» EXERCISE:
Wherever a line below holds the word "title", copy that line.

──────── MATERIAL FOR THIS TASK ────────

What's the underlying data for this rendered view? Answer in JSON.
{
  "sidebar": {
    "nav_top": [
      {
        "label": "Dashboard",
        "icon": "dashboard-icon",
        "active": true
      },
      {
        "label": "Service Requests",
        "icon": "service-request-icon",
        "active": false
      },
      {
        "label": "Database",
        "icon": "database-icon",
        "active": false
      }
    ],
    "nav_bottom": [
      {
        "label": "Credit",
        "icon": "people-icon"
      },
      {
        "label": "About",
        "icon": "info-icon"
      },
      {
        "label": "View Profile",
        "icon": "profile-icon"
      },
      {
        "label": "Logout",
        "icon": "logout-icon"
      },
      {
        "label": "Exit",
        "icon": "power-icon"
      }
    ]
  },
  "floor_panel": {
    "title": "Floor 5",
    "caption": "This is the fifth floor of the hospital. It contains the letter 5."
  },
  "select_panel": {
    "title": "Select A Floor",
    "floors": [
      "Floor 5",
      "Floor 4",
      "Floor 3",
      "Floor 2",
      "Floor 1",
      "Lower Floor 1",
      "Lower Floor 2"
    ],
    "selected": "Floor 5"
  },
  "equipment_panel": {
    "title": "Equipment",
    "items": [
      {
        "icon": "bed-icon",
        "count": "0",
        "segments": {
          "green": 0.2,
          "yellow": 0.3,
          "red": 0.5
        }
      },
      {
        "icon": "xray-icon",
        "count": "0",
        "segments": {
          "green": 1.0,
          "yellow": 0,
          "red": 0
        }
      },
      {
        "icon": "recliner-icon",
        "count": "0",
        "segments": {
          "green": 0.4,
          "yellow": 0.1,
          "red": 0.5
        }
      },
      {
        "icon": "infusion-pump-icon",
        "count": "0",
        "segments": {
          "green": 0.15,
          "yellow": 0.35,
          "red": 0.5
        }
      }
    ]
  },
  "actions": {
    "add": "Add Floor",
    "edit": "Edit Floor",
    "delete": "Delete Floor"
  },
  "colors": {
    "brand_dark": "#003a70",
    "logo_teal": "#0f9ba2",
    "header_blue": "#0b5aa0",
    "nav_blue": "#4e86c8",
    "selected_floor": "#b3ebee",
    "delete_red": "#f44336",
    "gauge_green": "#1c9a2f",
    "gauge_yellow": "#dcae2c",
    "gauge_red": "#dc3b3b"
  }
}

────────

» TASK RESPONSE:
    "title": "Floor 5",
    "title": "Select A Floor",
    "title": "Equipment",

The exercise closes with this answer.